We have a remedy (stop eating gluten) // We know the cause (a faulty gene, faulty antibodies) // And now the disease is providing a window into how autoimmunity occurs.
Celiac Disease: Eating Away at You
hugh kretschmer for proto
In medical school in Naples, in the late 1970s, Alessio Fasano learned a thing or two about human intestines. More than twenty feet long, with an interior surface a bit bigger than a tennis court (about 3,000 square feet if you include the shaggy, finger-shaped villi that grab nutrients from digested food and drink), the intestines are lined with epithelial cells that were thought to be sealed permanently by groutlike junctions. Tiny nutrients are absorbed through the cells, but the “grout” was credited with creating an impermeable barrier preventing larger, harmful material from entering the gut. Then, in the late 1980s, when Fasano was working on a cholera vaccine, he began to wonder how large molecules, such as the cholera toxin, got past the intestinal wall and into the bloodstream, and learned that the space between cells was not sealed after all. His suspicions were confirmed in 1988, when a Japanese research group discovered that the “tight” junctions are actually perfectly fitted doors that open and close under special circumstances.

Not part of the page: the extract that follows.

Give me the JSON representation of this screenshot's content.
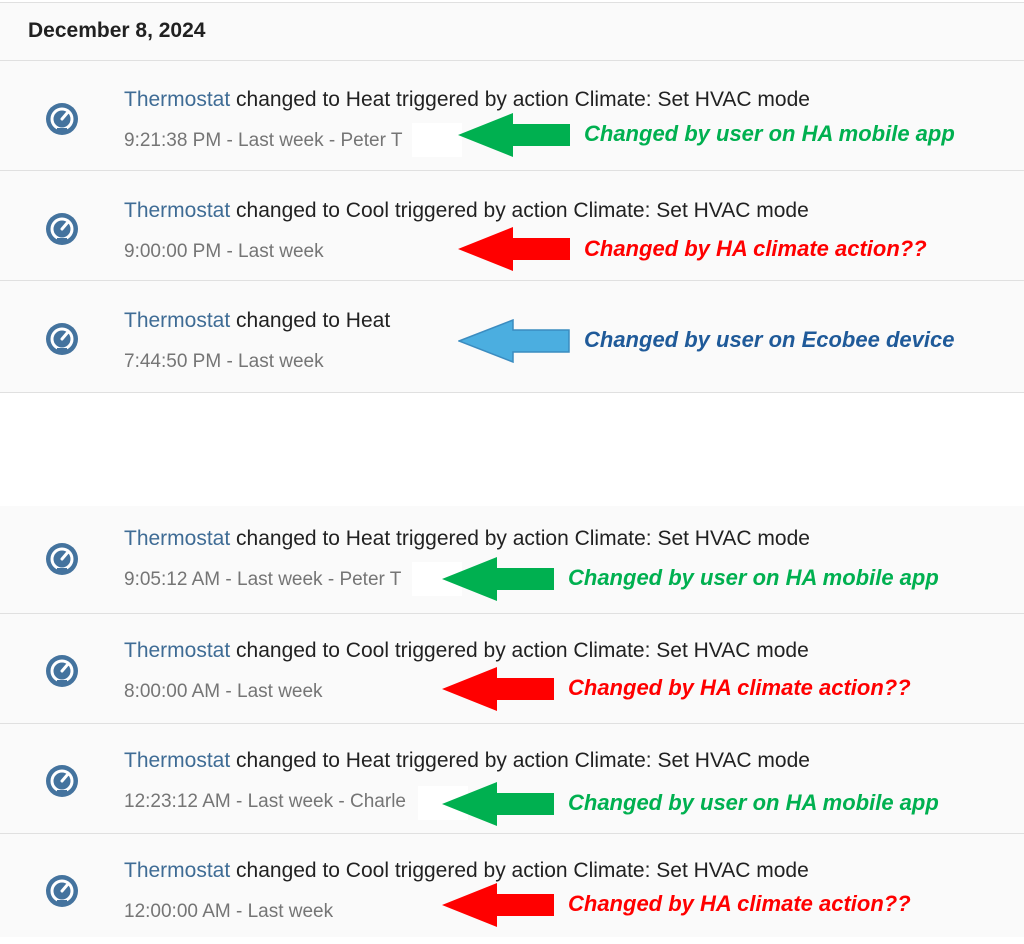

Fasano, who now directs the Mucosal Biology Research Center and the Center for Celiac Research at the University of Maryland School of Medicine, hypothesized that the cholera bacterium, Vibrio cholerae, had evolved a key to that door, and he proved the notion in 1991. Using Latin for tight junction, the key was named “zonula occludens toxin,” or Zot. “Vibrio uses Zot to make the intestine permeable,” he says, “and intestinal permeability allows access to the things that can harm us.”
In 2000, Fasano discovered that the body produces its own key, a molecule he called zonulin. Scientists are still trying to determine zonulin’s normal function, but they do know that bacteria and inflammatory molecules can stimulate its production to make the intestines “leak.” It turns out that certain undigested portions of gluten, the storage protein of wheat, barley and rye, may have the same effect.
This accumulating understanding of how, when and under what circumstances the intestines can be breached ultimately led Fasano to an innovative and somewhat controversial theory about autoimmunity—in which the body mistakenly turns on itself—and about one of its clearest examples, celiac disease, in which the autoimmune response is triggered by gluten. He had become interested in celiac disease after searching the scientific literature for references to intestinal permeability and finding that it occurs in many autoimmune diseases—from type 1 diabetes and multiple sclerosis to rheumatoid arthritis and inflammatory bowel diseases, including celiac. That people with autoimmune diseases also have elevated levels of zonulin in their gut could partially explain this leakiness, Fasano reasoned.